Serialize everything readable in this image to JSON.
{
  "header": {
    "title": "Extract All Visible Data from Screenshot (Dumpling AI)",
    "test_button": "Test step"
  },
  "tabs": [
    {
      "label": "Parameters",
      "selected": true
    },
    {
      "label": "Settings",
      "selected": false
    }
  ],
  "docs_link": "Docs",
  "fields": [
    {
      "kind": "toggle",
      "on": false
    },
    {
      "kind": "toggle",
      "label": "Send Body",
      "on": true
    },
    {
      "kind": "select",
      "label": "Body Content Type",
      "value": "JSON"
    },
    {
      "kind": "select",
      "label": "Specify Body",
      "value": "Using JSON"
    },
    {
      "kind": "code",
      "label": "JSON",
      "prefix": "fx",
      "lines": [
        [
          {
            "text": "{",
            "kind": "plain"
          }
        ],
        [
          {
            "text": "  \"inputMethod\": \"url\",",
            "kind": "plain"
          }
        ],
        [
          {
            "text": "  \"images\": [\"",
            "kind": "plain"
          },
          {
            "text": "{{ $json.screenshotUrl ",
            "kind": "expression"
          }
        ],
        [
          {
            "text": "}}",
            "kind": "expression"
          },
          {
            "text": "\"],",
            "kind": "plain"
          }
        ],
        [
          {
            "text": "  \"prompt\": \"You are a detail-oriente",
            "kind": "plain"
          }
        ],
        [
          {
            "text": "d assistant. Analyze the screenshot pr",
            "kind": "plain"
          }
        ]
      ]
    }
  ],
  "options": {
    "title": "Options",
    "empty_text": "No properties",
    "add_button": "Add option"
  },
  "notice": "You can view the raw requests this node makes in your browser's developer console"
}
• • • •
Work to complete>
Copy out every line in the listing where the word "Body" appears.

Solution to this problem>
      "label": "Send Body",
      "label": "Body Content Type",
      "label": "Specify Body",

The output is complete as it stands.